A hard pill bug to swallow: First X-rays of frog feeding show how they consume prey
The phrase "to swallow one's tongue" has been around since at least the 1880s and has been repurposed in several languages to mean everything from falling silent to a general feeling of fear. While it's anatomically impossible for a human to swallow their tongue, a new study shows that cane toads (Rhinella marina) achieve this feat each time they eat.
U.S. National Science Foundation-supported scientists at the Florida Museum of Natural History used X-ray videography to study the toads' feeding behavior, providing the first glimpse of what frogs do with food once it's safely in their mouths. According to the results, cane toads swallow prey using a complex pulley system of cartilage and muscle that travels so far down their throats, it butts up against their hearts.
"We know a lot about how frogs extend their tongues and how they stick to their prey, but prior to this study, essentially everything that happens after they close their mouths was a mystery," said lead author Rachel Keeffe, an NSF Graduate Research Fellow. Richard Blob of Clemson University, David Blackburn of the Florida Museum of Natural History and Christopher Mayerl of Northern Arizona University are co-authors of the study, published in the journal Integrative Organismal Biology.
It wasn't until the development of high-speed video in the mid-20th century that scientists were able to directly observe the way frog tongues unroll like party horns and wrap their hapless targets in adhesive hugs.
Even then, scientists could only guess at how they swallowed their food. Some theorized that frogs used their tongues to directly deposit food in their throats, while others suggested they pushed food along by squeezing their eyes shut.

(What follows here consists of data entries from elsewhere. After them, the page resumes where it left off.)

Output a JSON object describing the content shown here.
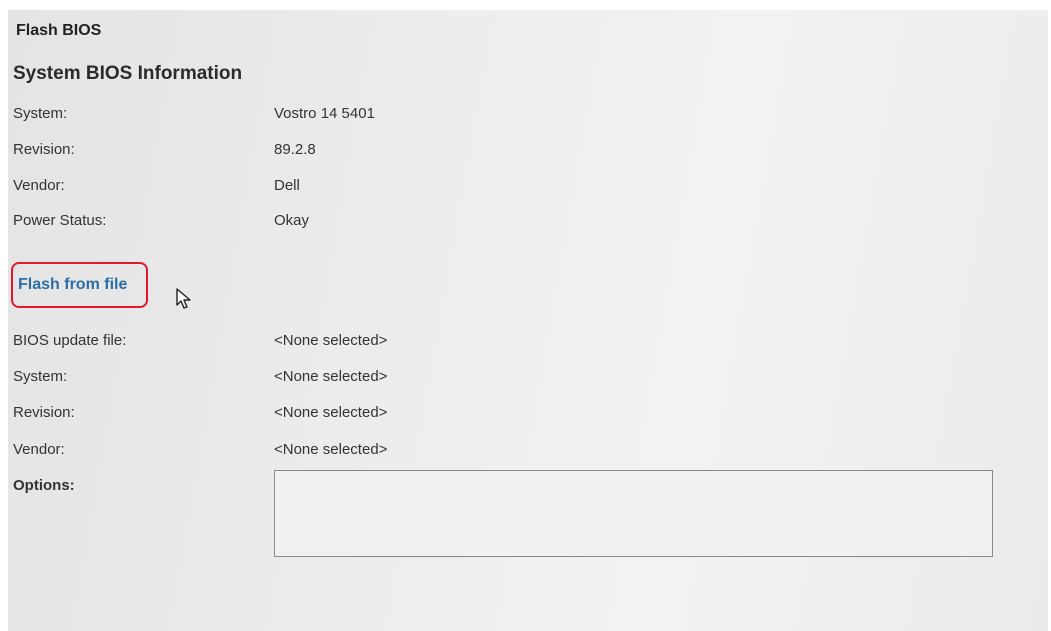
{
  "page_title": "Flash BIOS",
  "system_info": {
    "heading": "System BIOS Information",
    "rows": [
      {
        "label": "System:",
        "value": "Vostro 14 5401"
      },
      {
        "label": "Revision:",
        "value": "89.2.8"
      },
      {
        "label": "Vendor:",
        "value": "Dell"
      },
      {
        "label": "Power Status:",
        "value": "Okay"
      }
    ]
  },
  "flash": {
    "link_label": "Flash from file",
    "highlight_color": "#e2182d",
    "link_color": "#2b6fa6",
    "rows": [
      {
        "label": "BIOS update file:",
        "value": "<None selected>"
      },
      {
        "label": "System:",
        "value": "<None selected>"
      },
      {
        "label": "Revision:",
        "value": "<None selected>"
      },
      {
        "label": "Vendor:",
        "value": "<None selected>"
      }
    ],
    "options_label": "Options:"
  },
  "cursor_icon": "mouse-pointer-icon"
}
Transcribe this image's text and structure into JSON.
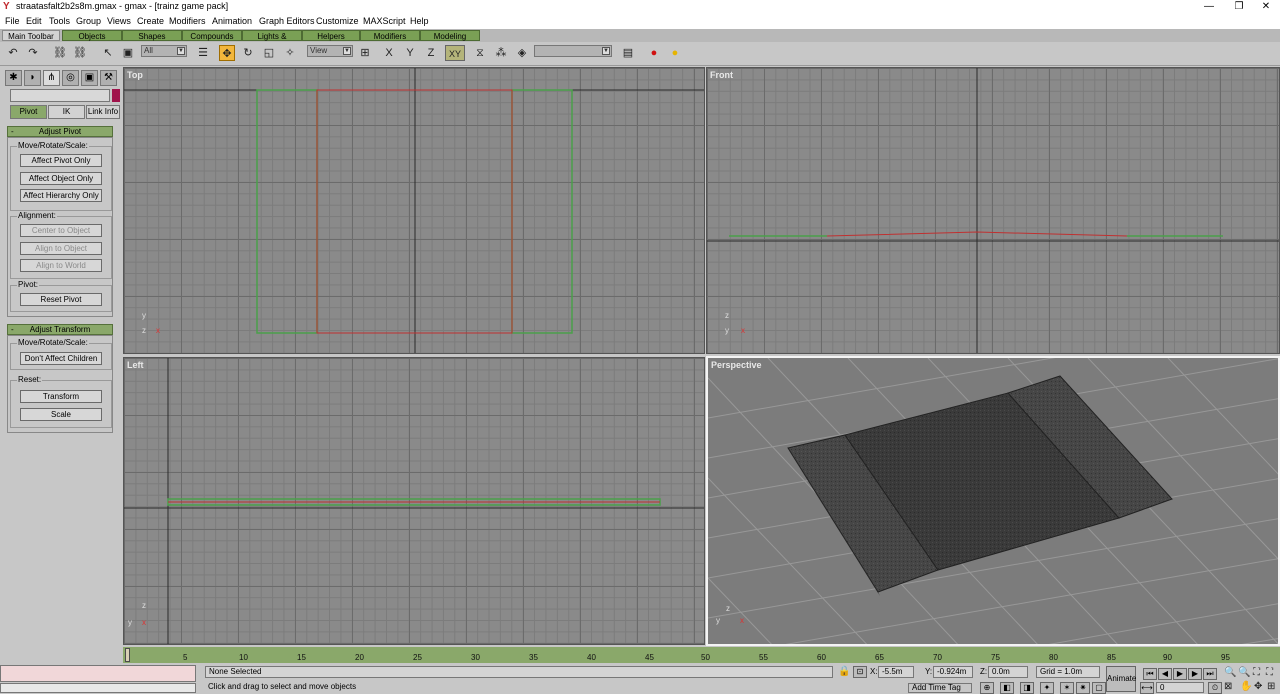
{
  "window": {
    "title": "straatasfalt2b2s8m.gmax - gmax - [trainz game pack]",
    "minimize": "—",
    "restore": "❐",
    "close": "✕"
  },
  "menu": [
    "File",
    "Edit",
    "Tools",
    "Group",
    "Views",
    "Create",
    "Modifiers",
    "Animation",
    "Graph Editors",
    "Customize",
    "MAXScript",
    "Help"
  ],
  "toolbar_tabs": [
    "Main Toolbar",
    "Objects",
    "Shapes",
    "Compounds",
    "Lights & Cameras",
    "Helpers",
    "Modifiers",
    "Modeling"
  ],
  "toolbar": {
    "selection_filter": "All",
    "ref_coord": "View",
    "axis_x": "X",
    "axis_y": "Y",
    "axis_z": "Z",
    "axis_xy": "XY",
    "named_selection": ""
  },
  "command_panel": {
    "subtabs": [
      "Pivot",
      "IK",
      "Link Info"
    ],
    "rollouts": {
      "adjust_pivot": {
        "title": "Adjust Pivot",
        "collapse": "-",
        "move_group": "Move/Rotate/Scale:",
        "affect_pivot": "Affect Pivot Only",
        "affect_object": "Affect Object Only",
        "affect_hierarchy": "Affect Hierarchy Only",
        "alignment_group": "Alignment:",
        "center_to_object": "Center to Object",
        "align_to_object": "Align to Object",
        "align_to_world": "Align to World",
        "pivot_group": "Pivot:",
        "reset_pivot": "Reset Pivot"
      },
      "adjust_transform": {
        "title": "Adjust Transform",
        "collapse": "-",
        "move_group": "Move/Rotate/Scale:",
        "dont_affect": "Don't Affect Children",
        "reset_group": "Reset:",
        "transform": "Transform",
        "scale": "Scale"
      }
    }
  },
  "viewports": {
    "top": {
      "label": "Top",
      "axis_a": "y",
      "axis_b": "x",
      "axis_c": "z"
    },
    "front": {
      "label": "Front",
      "axis_a": "z",
      "axis_b": "x",
      "axis_c": "y"
    },
    "left": {
      "label": "Left",
      "axis_a": "z",
      "axis_b": "y",
      "axis_c": "x"
    },
    "perspective": {
      "label": "Perspective",
      "axis_a": "z",
      "axis_b": "x",
      "axis_c": "y"
    }
  },
  "timeline": {
    "ticks": [
      "5",
      "10",
      "15",
      "20",
      "25",
      "30",
      "35",
      "40",
      "45",
      "50",
      "55",
      "60",
      "65",
      "70",
      "75",
      "80",
      "85",
      "90",
      "95"
    ]
  },
  "status": {
    "selection": "None Selected",
    "prompt": "Click and drag to select and move objects",
    "x_label": "X:",
    "x_value": "-5.5m",
    "y_label": "Y:",
    "y_value": "-0.924m",
    "z_label": "Z:",
    "z_value": "0.0m",
    "grid": "Grid = 1.0m",
    "animate": "Animate",
    "add_time_tag": "Add Time Tag",
    "frame": "0"
  }
}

To find out how frogs manipulated their food, Keeffe and her colleagues attached metallic beads at key points in the mouths of cane toads. Reaching up to six inches in length, cane toads are one of the largest frog species, which made them the perfect specimens to observe the rapid and minute movements they make when eating.